The Rotuli de Dominabus et Pueris et Puellis de XII Comitatibus of 1185
Susan M. Johns

royal inquests and the power of noblewomen 9 Royal inquests and the power of noblewomen: the Rotuli de Dominabus et Pueris et Puellis de XII Comitatibus of 1185 Introduction and historiography he Rotuli de Dominabus et Pueris et Puellis de XII Comitatibus of 1185 are a record of a royal inquiry into widows and wards who were in the king’s gift.1 It is an important insight into the position of noblewomen in the later twelfth century, and in particular the way that they were seen by local juries under the direction of the agents of central government – and the

in Noblewomen, aristocracy and power in the twelfth-century Anglo-Norman realm
Open Access (free)
Susan M. Johns

about the validity of female witnesses.
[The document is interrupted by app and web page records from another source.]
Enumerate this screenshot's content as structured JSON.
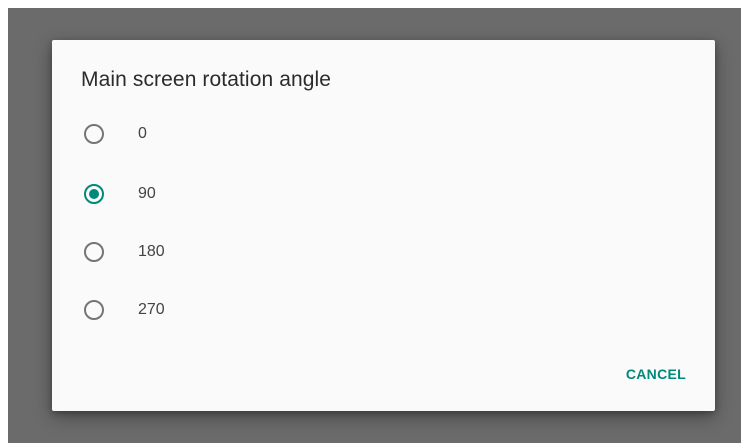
{
  "dialog": {
    "title": "Main screen rotation angle",
    "options": [
      {
        "label": "0",
        "selected": false
      },
      {
        "label": "90",
        "selected": true
      },
      {
        "label": "180",
        "selected": false
      },
      {
        "label": "270",
        "selected": false
      }
    ],
    "cancel_label": "CANCEL"
  },
  "colors": {
    "accent": "#00897b",
    "scrim": "#6b6b6b",
    "dialog_bg": "#fafafa",
    "radio_unchecked": "#757575"
  }
}
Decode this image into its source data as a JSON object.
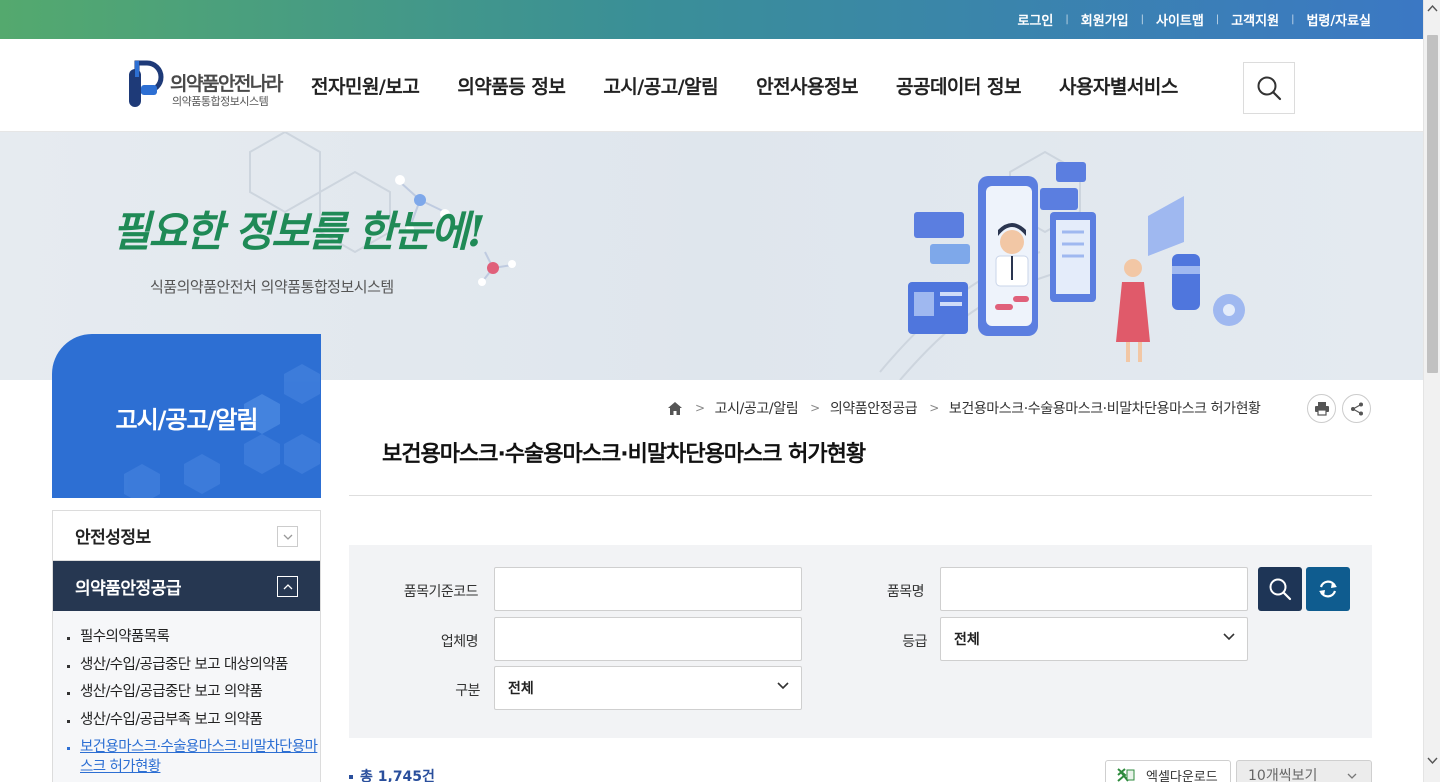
{
  "util_nav": [
    "로그인",
    "회원가입",
    "사이트맵",
    "고객지원",
    "법령/자료실"
  ],
  "logo": {
    "title": "의약품안전나라",
    "subtitle": "의약품통합정보시스템"
  },
  "gnb": [
    "전자민원/보고",
    "의약품등 정보",
    "고시/공고/알림",
    "안전사용정보",
    "공공데이터 정보",
    "사용자별서비스"
  ],
  "hero": {
    "slogan": "필요한 정보를 한눈에!",
    "subtitle": "식품의약품안전처 의약품통합정보시스템"
  },
  "sidebar": {
    "title": "고시/공고/알림",
    "sections": [
      {
        "label": "안전성정보"
      },
      {
        "label": "의약품안정공급"
      }
    ],
    "sub_items": [
      "필수의약품목록",
      "생산/수입/공급중단 보고 대상의약품",
      "생산/수입/공급중단 보고 의약품",
      "생산/수입/공급부족 보고 의약품",
      "보건용마스크·수술용마스크·비말차단용마스크 허가현황"
    ]
  },
  "breadcrumb": [
    "고시/공고/알림",
    "의약품안정공급",
    "보건용마스크·수술용마스크·비말차단용마스크 허가현황"
  ],
  "page_title": "보건용마스크·수술용마스크·비말차단용마스크 허가현황",
  "form": {
    "item_code_label": "품목기준코드",
    "item_name_label": "품목명",
    "company_label": "업체명",
    "grade_label": "등급",
    "grade_value": "전체",
    "category_label": "구분",
    "category_value": "전체"
  },
  "results": {
    "total": "총 1,745건",
    "excel_label": "엑셀다운로드",
    "per_page": "10개씩보기"
  },
  "colors": {
    "primary": "#2d6fd3",
    "navy": "#263751",
    "search_btn": "#1e3556",
    "reset_btn": "#0f5c8f"
  }
}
No such statements were required for male witnesses.45 Women were prominent as witnesses, and thus in the creation of social memory, in John of Ford’s Life of Wulfric of Haslebury, a parish priest turned anchorite in rural Somerset who died in 1154. These witnesses included women from the nobility, five local anchoresses and village women.46 The Life also depicts social interaction between the anchorite and women, as well as spiritual advice and relationships.47 The dispensation of spiritual advice could be achieved through

in Noblewomen, aristocracy and power in the twelfth-century Anglo-Norman realm
Open Access (free)
Susan M. Johns

–1453: Essays in Honour of Pierre Chaplais (London and Ronceverte: Hambledon Press, 1989), p. 32. D. Crouch, ‘The local influence of the earls of Warwick, 1088–1242: a study in decline and resourcefulness’, Midland History, 21 (1996), 9–10. E. Searle, ‘Women and the legitimisation of succession at the Norman Conquest’, ANS, 3 (1981 for 1980), 159–70. R. C. DeAragon, ‘In pursuit of aristocratic women: a key to success in Norman England’, Albion, 14 (1982), 258–67; eadem, ‘Dowager countesses, 1069–1230’, ANS, 17 (1995 for 1994), 87–100; J. Gillingham, ‘Love, marriage and

in Noblewomen, aristocracy and power in the twelfth-century Anglo-Norman realm
Open Access (free)
Susan M. Johns

, sometimes explanatory in the light of changes in vocabulary. Thus complexities within texts were subject to smoothing out in the light of local knowledge. The variety of documents that Hawise witnessed suggests that there may have been more to her participation as a witness than a legalistic device predicated on her potential claims to land. For example, she was sole witness to a charter in favour of Queen Eleanor which gave her the ivory dice that Elias the clerk owed. Such a small gift speaks of personal relationships rather than Hawise as threat to the integrity of the

in Noblewomen, aristocracy and power in the twelfth-century Anglo-Norman realm
Open Access (free)
Susan M. Johns

tradition recorded at the local shire court, after the death of Gerard de Camville in 1215 Nichola left the castle and went to meet John with its keys in her hand to argue that she was too old to defend it. John replied to his ‘beloved Nichola’ that she should keep the castle until he ordered otherwise.65 The Histoire de la Guillame le Maréchal, written about 1226, shows that Nichola’s defence of Lincoln facilitated the penetration of Lincoln by Peter des Roches bishop of Winchester before the final battle which ended the siege. He entered the castle by a secret entrance

in Noblewomen, aristocracy and power in the twelfth-century Anglo-Norman realm